[Records for the exercise]
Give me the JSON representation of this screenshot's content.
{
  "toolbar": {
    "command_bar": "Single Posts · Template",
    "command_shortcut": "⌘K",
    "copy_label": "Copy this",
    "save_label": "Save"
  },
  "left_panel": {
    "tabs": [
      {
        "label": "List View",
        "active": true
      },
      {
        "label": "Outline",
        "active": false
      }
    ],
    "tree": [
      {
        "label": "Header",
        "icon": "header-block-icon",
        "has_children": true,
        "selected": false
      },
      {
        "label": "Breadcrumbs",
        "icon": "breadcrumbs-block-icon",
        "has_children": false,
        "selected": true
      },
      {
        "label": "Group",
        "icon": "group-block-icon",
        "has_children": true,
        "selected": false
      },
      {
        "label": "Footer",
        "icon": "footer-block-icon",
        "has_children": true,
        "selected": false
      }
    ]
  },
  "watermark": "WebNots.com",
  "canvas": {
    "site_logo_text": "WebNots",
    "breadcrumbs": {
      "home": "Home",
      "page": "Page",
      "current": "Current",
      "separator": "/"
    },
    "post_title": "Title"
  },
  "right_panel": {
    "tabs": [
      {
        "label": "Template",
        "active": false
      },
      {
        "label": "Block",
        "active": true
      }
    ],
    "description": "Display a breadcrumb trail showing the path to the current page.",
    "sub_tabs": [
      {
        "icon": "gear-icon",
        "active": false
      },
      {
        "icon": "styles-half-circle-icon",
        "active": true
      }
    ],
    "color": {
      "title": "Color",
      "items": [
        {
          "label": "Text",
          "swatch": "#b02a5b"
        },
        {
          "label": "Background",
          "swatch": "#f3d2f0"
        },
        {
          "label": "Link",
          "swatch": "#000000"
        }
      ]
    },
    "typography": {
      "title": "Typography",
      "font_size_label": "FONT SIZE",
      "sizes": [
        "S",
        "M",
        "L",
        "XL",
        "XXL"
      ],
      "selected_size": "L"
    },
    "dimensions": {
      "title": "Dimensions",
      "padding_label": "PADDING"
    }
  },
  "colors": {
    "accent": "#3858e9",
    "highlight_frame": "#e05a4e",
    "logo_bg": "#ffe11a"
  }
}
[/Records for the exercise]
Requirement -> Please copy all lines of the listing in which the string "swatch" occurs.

Expected output ->
          "swatch": "#b02a5b"
          "swatch": "#f3d2f0"
          "swatch": "#000000"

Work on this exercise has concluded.